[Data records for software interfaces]
★ ★ ★ ★

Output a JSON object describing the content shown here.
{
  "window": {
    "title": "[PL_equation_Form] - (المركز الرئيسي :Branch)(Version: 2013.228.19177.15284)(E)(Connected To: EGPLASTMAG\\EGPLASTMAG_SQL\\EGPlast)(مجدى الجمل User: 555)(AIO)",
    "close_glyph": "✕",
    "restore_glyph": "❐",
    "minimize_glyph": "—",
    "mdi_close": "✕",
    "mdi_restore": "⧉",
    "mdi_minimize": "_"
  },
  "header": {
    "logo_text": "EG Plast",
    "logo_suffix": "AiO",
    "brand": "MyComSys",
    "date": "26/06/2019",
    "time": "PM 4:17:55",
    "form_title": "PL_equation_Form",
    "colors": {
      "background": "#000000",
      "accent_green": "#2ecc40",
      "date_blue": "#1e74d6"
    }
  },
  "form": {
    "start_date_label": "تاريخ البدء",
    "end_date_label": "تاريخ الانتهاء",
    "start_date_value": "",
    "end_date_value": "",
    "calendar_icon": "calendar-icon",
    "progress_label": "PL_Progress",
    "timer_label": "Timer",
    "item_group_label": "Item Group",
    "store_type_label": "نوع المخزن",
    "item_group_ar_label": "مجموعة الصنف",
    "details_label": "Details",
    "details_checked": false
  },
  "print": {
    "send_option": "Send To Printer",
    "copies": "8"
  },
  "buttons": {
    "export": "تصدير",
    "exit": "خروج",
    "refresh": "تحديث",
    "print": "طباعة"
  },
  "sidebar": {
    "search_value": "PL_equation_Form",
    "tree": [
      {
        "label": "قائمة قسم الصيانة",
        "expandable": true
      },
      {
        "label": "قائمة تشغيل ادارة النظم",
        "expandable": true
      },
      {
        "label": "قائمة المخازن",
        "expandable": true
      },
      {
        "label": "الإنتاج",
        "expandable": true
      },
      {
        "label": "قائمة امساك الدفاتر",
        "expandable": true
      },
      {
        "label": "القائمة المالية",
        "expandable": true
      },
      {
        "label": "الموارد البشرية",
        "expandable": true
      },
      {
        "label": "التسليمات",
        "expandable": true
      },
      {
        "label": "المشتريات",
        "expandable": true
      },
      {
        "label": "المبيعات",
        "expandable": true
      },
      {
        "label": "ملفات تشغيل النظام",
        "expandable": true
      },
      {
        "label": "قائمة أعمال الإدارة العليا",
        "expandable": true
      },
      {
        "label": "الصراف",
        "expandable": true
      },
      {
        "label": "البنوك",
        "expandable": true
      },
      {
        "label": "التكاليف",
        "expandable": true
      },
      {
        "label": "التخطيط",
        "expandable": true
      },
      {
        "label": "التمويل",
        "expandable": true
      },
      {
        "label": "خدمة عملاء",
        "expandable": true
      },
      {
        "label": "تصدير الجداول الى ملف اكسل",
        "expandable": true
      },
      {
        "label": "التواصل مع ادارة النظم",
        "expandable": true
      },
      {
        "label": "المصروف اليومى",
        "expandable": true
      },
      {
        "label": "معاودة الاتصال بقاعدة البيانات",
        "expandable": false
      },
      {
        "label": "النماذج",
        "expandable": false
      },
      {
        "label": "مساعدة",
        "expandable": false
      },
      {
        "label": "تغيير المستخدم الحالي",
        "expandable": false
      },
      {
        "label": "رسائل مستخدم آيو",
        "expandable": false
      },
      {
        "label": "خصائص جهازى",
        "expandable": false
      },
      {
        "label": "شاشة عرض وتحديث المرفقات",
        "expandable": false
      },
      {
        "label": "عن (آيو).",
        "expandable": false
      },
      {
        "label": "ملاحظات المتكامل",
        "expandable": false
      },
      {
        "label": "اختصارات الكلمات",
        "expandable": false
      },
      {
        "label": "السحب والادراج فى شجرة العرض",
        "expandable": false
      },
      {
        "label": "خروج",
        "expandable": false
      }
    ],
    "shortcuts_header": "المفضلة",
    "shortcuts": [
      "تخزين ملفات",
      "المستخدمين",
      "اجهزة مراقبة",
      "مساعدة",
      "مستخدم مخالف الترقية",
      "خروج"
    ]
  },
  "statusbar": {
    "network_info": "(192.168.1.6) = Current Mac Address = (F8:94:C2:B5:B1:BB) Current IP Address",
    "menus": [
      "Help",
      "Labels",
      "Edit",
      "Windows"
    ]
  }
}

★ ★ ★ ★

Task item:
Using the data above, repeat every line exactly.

Expected output:
Output a JSON object describing the content shown here.
{
  "window": {
    "title": "[PL_equation_Form] - (المركز الرئيسي :Branch)(Version: 2013.228.19177.15284)(E)(Connected To: EGPLASTMAG\\EGPLASTMAG_SQL\\EGPlast)(مجدى الجمل User: 555)(AIO)",
    "close_glyph": "✕",
    "restore_glyph": "❐",
    "minimize_glyph": "—",
    "mdi_close": "✕",
    "mdi_restore": "⧉",
    "mdi_minimize": "_"
  },
  "header": {
    "logo_text": "EG Plast",
    "logo_suffix": "AiO",
    "brand": "MyComSys",
    "date": "26/06/2019",
    "time": "PM 4:17:55",
    "form_title": "PL_equation_Form",
    "colors": {
      "background": "#000000",
      "accent_green": "#2ecc40",
      "date_blue": "#1e74d6"
    }
  },
  "form": {
    "start_date_label": "تاريخ البدء",
    "end_date_label": "تاريخ الانتهاء",
    "start_date_value": "",
    "end_date_value": "",
    "calendar_icon": "calendar-icon",
    "progress_label": "PL_Progress",
    "timer_label": "Timer",
    "item_group_label": "Item Group",
    "store_type_label": "نوع المخزن",
    "item_group_ar_label": "مجموعة الصنف",
    "details_label": "Details",
    "details_checked": false
  },
  "print": {
    "send_option": "Send To Printer",
    "copies": "8"
  },
  "buttons": {
    "export": "تصدير",
    "exit": "خروج",
    "refresh": "تحديث",
    "print": "طباعة"
  },
  "sidebar": {
    "search_value": "PL_equation_Form",
    "tree": [
      {
        "label": "قائمة قسم الصيانة",
        "expandable": true
      },
      {
        "label": "قائمة تشغيل ادارة النظم",
        "expandable": true
      },
      {
        "label": "قائمة المخازن",
        "expandable": true
      },
      {
        "label": "الإنتاج",
        "expandable": true
      },
      {
        "label": "قائمة امساك الدفاتر",
        "expandable": true
      },
      {
        "label": "القائمة المالية",
        "expandable": true
      },
      {
        "label": "الموارد البشرية",
        "expandable": true
      },
      {
        "label": "التسليمات",
        "expandable": true
      },
      {
        "label": "المشتريات",
        "expandable": true
      },
      {
        "label": "المبيعات",
        "expandable": true
      },
      {
        "label": "ملفات تشغيل النظام",
        "expandable": true
      },
      {
        "label": "قائمة أعمال الإدارة العليا",
        "expandable": true
      },
      {
        "label": "الصراف",
        "expandable": true
      },
      {
        "label": "البنوك",
        "expandable": true
      },
      {
        "label": "التكاليف",
        "expandable": true
      },
      {
        "label": "التخطيط",
        "expandable": true
      },
      {
        "label": "التمويل",
        "expandable": true
      },
      {
        "label": "خدمة عملاء",
        "expandable": true
      },
      {
        "label": "تصدير الجداول الى ملف اكسل",
        "expandable": true
      },
      {
        "label": "التواصل مع ادارة النظم",
        "expandable": true
      },
      {
        "label": "المصروف اليومى",
        "expandable": true
      },
      {
        "label": "معاودة الاتصال بقاعدة البيانات",
        "expandable": false
      },
      {
        "label": "النماذج",
        "expandable": false
      },
      {
        "label": "مساعدة",
        "expandable": false
      },
      {
        "label": "تغيير المستخدم الحالي",
        "expandable": false
      },
      {
        "label": "رسائل مستخدم آيو",
        "expandable": false
      },
      {
        "label": "خصائص جهازى",
        "expandable": false
      },
      {
        "label": "شاشة عرض وتحديث المرفقات",
        "expandable": false
      },
      {
        "label": "عن (آيو).",
        "expandable": false
      },
      {
        "label": "ملاحظات المتكامل",
        "expandable": false
      },
      {
        "label": "اختصارات الكلمات",
        "expandable": false
      },
      {
        "label": "السحب والادراج فى شجرة العرض",
        "expandable": false
      },
      {
        "label": "خروج",
        "expandable": false
      }
    ],
    "shortcuts_header": "المفضلة",
    "shortcuts": [
      "تخزين ملفات",
      "المستخدمين",
      "اجهزة مراقبة",
      "مساعدة",
      "مستخدم مخالف الترقية",
      "خروج"
    ]
  },
  "statusbar": {
    "network_info": "(192.168.1.6) = Current Mac Address = (F8:94:C2:B5:B1:BB) Current IP Address",
    "menus": [
      "Help",
      "Labels",
      "Edit",
      "Windows"
    ]
  }
}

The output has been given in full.